Mike Peterson has applied to a few head coaching jobs over the years without getting the nod.
It never stopping the running conversation between he and his wife, Bree, over the years.
They figured it would happen when the time was right.
He even applied to his alma mater – Farmington High in New Mexico – a few years ago and never received any correspondence in return.
“I don’t even know if I wanted to move, but it would have been nice to hear something,” said Peterson, whose team is preparing to take on No. 3 Chandler this week.
Turns out there was no need to move. Everything he wanted would eventually come. Just two miles from his home.
That was clear Friday night after Red Mountain won its 6A Conference quarterfinal game. Just about everyone involved with the program milled around the field. No one wanted to leave the field anytime soon after the Mountain Lions advanced to the semifinals with a 31-7 win over Westview.
Peterson was right in the middle of the masses where his hearty laugh could be heard and truth be told, he teared up a bit. Partly because on the outskirts of the celebration family from New Mexico, including his father and brother, and his in-laws, was waiting to celebrate a victory.
“How many other jobs are there that family will travel from out of state to watch you do your job?” Peterson said. “That’s pretty special.”
Peterson, 45, has Red Mountain one win away from a state title appearance in his first year. The Mountain Lions have won 10 in a row. He was named the East Valley Region coach of the year after sweeping through the league schedule.
Not bad for a guy who could have been viewed as a secondary choice considering how the hiring process played out.
When word got out that Randy Ricedorff was offered the job it didn’t go over well because of a checkered pass at Show Low. It led to a proposed question and answer night with the parents, but made moot when Ricedorff accepted a job at American Leadership Academy.
There were rumors of other local coaches getting a hard look from the administration, but nothing came to fruition and Peterson took over the reins of the program.
Peterson knew everything that was going on behind the scenes but never let it get to him. He knew he was the right guy, but also knows his time at Red Mountain could have ended after six years if someone else was brought in.
“I just rode it out,” Peterson said. “I would have sat down with whoever they hired and talked about what his vision was but I also had my own vision. I knew I was either going to be the (expletive) or I was going to pick the (expletive) I’d work with.”

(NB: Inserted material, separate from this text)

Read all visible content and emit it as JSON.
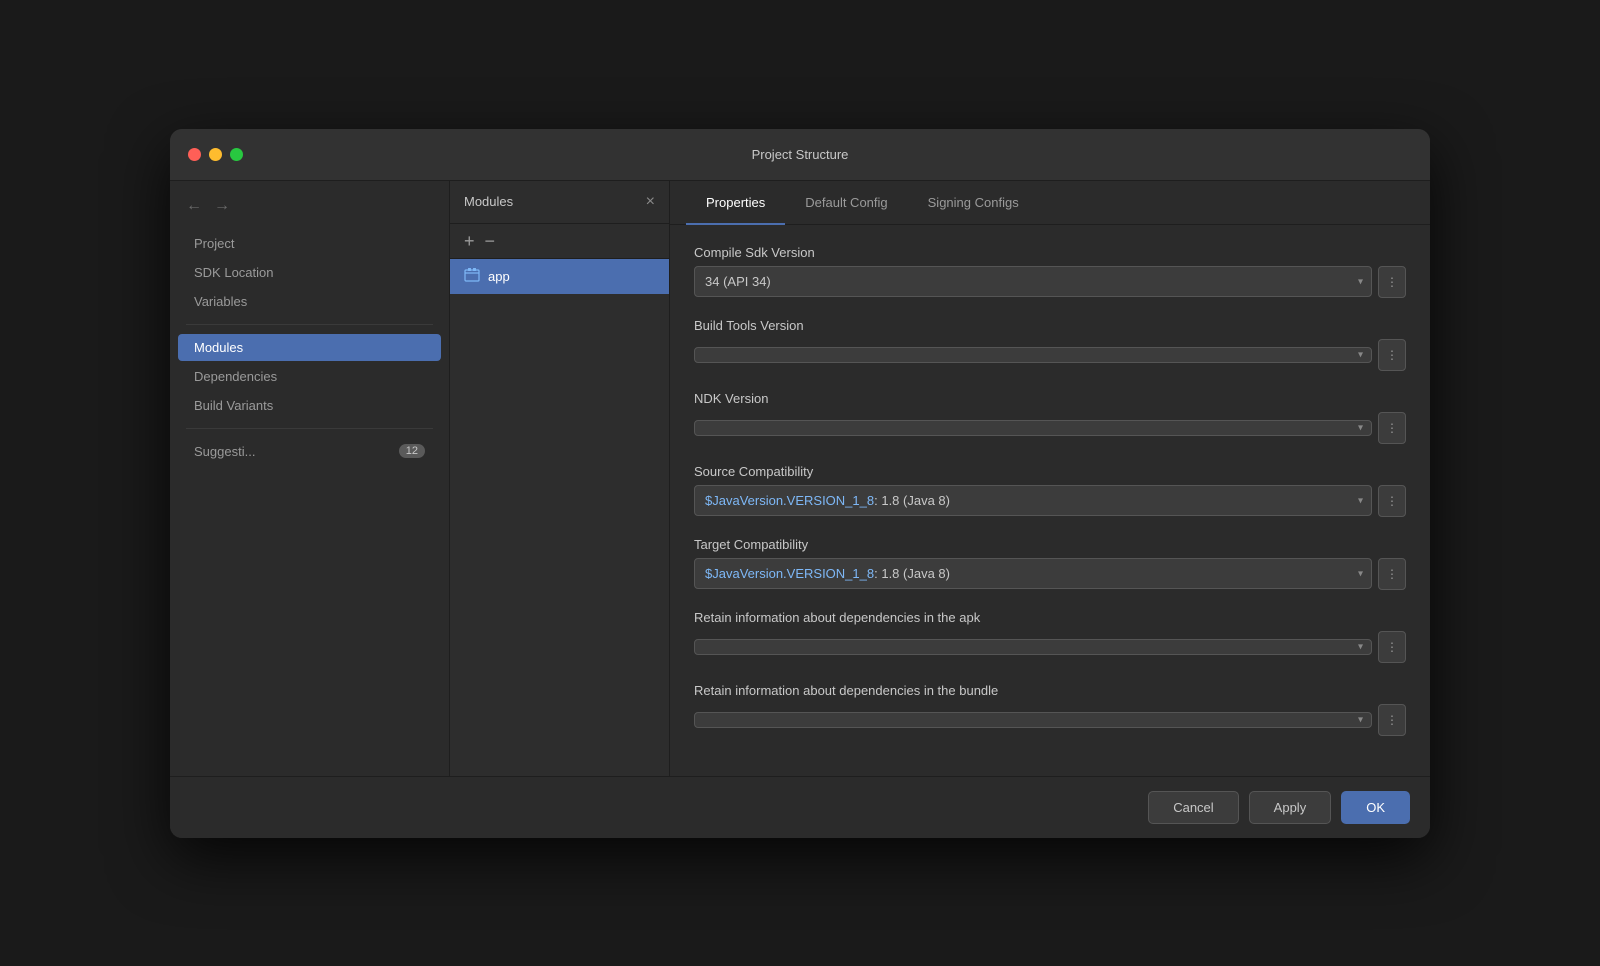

It never came to that.
Instead he was pegged as the guy to take over a program for the largest school in Mesa, has won state championships in the past (2000, 2001) and was coming off a state semifinals appearance.
It’s clearly been a good fit. He already had a good relationship with the coaches and players. It made the transition that much easier. Peterson has a bit of a quirky personality, one that is easy to like, and it turns the one that was just right for this group of Mountain Lions.
“We knew Peterson was the guy and knows his stuff,” Red Mountain quarterback Cannon Griner said. “What else can you ask for? We love him, and we play for him and each other.”
Peterson had to make some expected changes – hand over the defense, deal with the parents directly, fill out countless mounds of paperwork – along with rarely having down time to be with Bree, and two daughters, Hannah, 17, and Tatum, 13.
“This has been my life since we’ve been married,” said Bree, adding that home life hasn’t changed. “We got married on July 11, 19 years ago and two weeks later he left for football camp for two weeks. It’s what we’ve always done.
“He has learned he has to change some things and there are a lot of things he can’t control. After the first couple of games, it became ‘What do I need to do?’ and not ‘What do they need to do?’ That’s not normally his personality. That’s what has been impressive to me.”
It seems to be one of those cases of the right guy at the right time. The one who was here the whole time, whose daughter goes to Red Mountain and is the water girl. You know that guy who lives just two miles away.
“I’m just living the dream,” Peterson said. “I get to run out here with the boys every week with goose bumps on my arms and with the hair standing up on the back of my neck. What a job. Where else would I want to be?”
– Jason P. Skoda is a senior writer for MyNewsMesa.com. Send Mesa-based story ideas to firstname.lastname@example.org.